Griffin Reinhart, fourth overall pick by the New York Islanders, shakes hands during Round One of the 2012 NHL Entry Draft at Consol Energy Center on June 22, 2012 in Pittsburgh, Pennsylvania.
(June 21, 2012 - Source: Bruce Bennett/Getty Images North America)

IIHF hands Canada’s Reinhart a four-game suspension


The IIHF has announced that New York Islanders prospect Griffin Reinhart will be ineligible to play for Team Canada in the upcoming Bronze Medal Game and three additional matches after high-sticking America’s Vince Trocheck during the semifinals on Thursday.

The incident occurred after Trocheck and Reinhart became tangled up while fighting for the puck. While on his knees, Reinhart hit Trocheck in the head and neck area with his stick, which caused Trocheck to fall. Reinhart received a two-minute minor for high-sticking while Trocheck didn’t appear to sustain an injury.

The IIHF’s Disciplinary Panel determined that “the action was dangerous to the safety of Trocheck and was avoidable,” but Hockey Canada senior director of hockey operations Scott Salmond strongly disagrees with that assessment.

“Surprised, shocked,” Salmond said in a Toronto Sun report. “I was in the hearing today with Griffin. I read the referees’ report. Griffin stated his case and said all along it was an accident.

“I believe it was an accident. The four officials on the ice believe it was an accident. No question in my mind we will appeal.

“I never questioned the officiating. I thought it was a good call on the ice. I thought they did their due diligence, talked about the play, and today that was overruled to the point of a four-game suspension.”

An appeal would take place in mid-January, so Reinhart still won’t play for the bronze medal.

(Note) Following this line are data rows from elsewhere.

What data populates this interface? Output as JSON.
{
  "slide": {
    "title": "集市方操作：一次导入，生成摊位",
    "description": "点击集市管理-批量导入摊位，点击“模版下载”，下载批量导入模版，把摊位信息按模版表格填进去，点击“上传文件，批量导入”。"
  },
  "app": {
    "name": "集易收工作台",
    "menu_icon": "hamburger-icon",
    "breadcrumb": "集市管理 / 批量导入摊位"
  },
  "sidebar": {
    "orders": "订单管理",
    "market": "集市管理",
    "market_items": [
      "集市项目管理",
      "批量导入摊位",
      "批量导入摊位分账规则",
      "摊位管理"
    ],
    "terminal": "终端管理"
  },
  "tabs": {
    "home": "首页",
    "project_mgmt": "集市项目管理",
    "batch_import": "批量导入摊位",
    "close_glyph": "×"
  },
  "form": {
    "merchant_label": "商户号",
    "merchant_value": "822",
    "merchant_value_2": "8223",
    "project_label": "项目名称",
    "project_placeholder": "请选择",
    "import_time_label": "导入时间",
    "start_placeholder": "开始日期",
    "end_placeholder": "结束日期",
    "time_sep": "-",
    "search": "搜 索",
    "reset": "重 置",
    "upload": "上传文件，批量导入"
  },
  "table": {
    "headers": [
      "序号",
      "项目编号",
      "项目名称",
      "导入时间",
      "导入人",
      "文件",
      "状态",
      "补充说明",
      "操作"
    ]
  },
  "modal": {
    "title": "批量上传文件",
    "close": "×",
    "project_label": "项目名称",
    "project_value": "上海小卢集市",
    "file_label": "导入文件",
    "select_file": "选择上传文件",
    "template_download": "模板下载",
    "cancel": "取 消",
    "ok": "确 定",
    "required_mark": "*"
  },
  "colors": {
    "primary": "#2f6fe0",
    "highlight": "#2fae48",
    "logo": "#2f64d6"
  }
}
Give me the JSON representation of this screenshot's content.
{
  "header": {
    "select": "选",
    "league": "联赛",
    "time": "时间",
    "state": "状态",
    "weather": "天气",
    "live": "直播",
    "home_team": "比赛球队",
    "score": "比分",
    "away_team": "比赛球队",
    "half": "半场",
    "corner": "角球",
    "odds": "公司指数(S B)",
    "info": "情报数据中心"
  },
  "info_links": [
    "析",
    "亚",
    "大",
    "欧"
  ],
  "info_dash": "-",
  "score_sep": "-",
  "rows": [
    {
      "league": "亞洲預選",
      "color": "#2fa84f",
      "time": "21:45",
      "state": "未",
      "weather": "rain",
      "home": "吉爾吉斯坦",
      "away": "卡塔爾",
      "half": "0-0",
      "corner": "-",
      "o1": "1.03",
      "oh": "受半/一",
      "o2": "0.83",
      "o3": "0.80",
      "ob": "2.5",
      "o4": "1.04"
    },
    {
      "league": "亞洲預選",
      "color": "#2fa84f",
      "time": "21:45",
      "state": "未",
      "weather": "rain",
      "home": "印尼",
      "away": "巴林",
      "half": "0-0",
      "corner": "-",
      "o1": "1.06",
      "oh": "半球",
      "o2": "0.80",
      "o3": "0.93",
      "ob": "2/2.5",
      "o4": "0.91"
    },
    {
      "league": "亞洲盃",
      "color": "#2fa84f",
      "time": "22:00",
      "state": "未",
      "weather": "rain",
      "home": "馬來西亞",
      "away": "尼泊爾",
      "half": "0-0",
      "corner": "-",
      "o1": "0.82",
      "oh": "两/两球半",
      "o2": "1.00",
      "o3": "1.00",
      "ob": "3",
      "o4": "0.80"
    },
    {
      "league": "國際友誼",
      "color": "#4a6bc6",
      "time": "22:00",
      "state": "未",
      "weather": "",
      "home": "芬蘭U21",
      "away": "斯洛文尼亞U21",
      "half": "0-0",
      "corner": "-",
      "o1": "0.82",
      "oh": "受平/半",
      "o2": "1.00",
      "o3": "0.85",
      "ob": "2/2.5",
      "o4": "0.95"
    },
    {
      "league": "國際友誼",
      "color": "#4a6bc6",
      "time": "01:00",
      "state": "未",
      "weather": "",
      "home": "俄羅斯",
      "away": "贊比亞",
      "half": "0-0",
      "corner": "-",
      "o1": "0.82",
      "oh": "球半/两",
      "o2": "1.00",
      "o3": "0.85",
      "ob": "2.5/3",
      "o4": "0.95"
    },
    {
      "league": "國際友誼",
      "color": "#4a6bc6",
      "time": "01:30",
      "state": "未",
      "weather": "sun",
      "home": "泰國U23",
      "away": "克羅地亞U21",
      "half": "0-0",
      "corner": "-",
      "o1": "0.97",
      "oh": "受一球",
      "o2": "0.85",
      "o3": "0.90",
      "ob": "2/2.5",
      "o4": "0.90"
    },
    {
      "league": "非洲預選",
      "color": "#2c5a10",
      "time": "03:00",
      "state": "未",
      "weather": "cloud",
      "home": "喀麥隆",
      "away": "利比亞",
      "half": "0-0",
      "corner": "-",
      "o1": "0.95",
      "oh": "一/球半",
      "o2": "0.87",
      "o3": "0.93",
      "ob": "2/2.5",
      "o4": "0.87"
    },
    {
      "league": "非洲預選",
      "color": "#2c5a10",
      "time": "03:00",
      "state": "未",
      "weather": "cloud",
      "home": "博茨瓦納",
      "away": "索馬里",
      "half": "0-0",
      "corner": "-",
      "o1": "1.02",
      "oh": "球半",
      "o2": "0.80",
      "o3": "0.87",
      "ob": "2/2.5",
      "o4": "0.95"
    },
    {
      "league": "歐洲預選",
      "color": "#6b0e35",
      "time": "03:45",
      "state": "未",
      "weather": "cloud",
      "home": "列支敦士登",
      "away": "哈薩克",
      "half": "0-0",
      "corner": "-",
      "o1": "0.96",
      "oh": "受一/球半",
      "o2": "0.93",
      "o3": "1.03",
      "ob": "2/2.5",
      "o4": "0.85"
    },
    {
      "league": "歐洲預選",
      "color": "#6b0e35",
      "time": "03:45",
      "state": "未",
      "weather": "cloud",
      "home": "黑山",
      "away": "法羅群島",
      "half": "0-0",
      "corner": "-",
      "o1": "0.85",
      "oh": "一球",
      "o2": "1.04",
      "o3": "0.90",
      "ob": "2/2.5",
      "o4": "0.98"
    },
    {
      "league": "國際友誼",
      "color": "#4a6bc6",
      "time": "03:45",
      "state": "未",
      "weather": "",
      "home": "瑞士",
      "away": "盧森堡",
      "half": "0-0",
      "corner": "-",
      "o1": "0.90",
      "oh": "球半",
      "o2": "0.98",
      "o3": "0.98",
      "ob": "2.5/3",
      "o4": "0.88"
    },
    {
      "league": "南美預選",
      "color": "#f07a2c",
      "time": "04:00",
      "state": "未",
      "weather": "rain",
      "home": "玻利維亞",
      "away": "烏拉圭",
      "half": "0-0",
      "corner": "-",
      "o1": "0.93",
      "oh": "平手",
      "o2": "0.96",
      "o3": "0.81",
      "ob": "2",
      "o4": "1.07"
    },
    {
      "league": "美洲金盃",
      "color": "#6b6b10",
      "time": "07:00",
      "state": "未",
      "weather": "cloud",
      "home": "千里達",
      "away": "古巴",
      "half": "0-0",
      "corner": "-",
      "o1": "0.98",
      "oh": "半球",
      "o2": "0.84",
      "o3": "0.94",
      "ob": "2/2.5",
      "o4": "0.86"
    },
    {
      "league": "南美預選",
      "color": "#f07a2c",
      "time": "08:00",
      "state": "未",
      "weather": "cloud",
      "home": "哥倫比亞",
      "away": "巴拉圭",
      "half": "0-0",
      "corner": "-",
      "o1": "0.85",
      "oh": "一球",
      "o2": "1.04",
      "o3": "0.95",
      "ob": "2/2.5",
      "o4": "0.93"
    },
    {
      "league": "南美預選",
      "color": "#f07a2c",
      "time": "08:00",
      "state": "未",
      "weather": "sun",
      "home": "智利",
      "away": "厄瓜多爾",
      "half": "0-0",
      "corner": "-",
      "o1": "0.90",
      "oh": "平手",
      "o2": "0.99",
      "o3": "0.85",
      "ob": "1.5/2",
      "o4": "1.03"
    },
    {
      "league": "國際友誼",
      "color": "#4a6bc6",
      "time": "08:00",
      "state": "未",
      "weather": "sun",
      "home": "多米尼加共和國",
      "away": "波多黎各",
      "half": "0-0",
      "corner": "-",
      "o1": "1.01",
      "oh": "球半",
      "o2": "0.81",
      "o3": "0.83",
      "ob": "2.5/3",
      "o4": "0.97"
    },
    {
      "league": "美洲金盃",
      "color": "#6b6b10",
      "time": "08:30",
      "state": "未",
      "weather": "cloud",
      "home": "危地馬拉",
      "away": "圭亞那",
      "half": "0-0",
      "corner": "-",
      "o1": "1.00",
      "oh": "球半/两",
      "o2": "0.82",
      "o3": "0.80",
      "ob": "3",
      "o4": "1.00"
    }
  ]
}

“As I was tripping, I lost balance and my stick rode up his stick,” Reinhart said. “Completely accidental. A four-game suspension is a shock but there is nothing I can do about it now.”

Canada will face Russia on Saturday with the bronze medal on the line. After the conclusion of that contest, Team USA and Sweden will compete for the gold medal.

Jason Demers tweets #FreeTorres, gets mocked

Los Angeles Kings v San Jose Sharks - Game One

Following his stunning 41-game suspension, it looks like Raffi Torres has at least one former teammate in his corner.

We haven’t yet seen how the San Jose Sharks or the NHLPA are reacting to the league’s hammer-dropping decision to punish Torres for his Torres-like hit on Jakob Silfverberg, but Jason Demers decided to put in a good word for Torres tonight.

It was a simple message: “#FreeTorres.”

Demers, now of the Dallas Stars, was once with Torres and the Sharks. (In case this post’s main image didn’t make that clear enough already.)

Perhaps this will become “a thing” at some point.

So far, it seems like it’s instead “a thing (that people are making fun of).”

… You get the idea.

The bottom line is that there are some who either a) blindly support Torres because they’re Sharks fans or b) simply think that the punishment was excessive.

The most important statement came from the Department of Player Safety, though.

Bruins list Chara on IR, for now

Zdeno Chara

Those who feel as though the Boston Bruins may rebound – John Tortorella, maybe? – likely rest some of their optimism on the back of a healthy Zdeno Chara.

It’s possible that he’s merely limping into what may otherwise be a healthy 2015-16 season, but it’s definitely looking like a slow start thanks to a lower-body injury.

The latest sign of a bumpy beginning came on Monday, as several onlookers (including’s Joe Haggerty) pointed out that Chara was listed on injured reserve.

As Haggerty notes, that move is retroactive to Sept. 24, so his status really just opens up options for the Bruins.

Still … it’s a little unsettling, isn’t it?

The Bruins likely realize that they need to transition away from their generational behemoth, but last season provided a stark suggestion that may not be ready yet. Trading Dougie Hamilton and losing Dennis Seidenberg to injury only make them more dependent on the towering 38-year-old.

This isn’t really something to panic about, yet it might leave a few extra seats open on the Bruins’ bandwagon.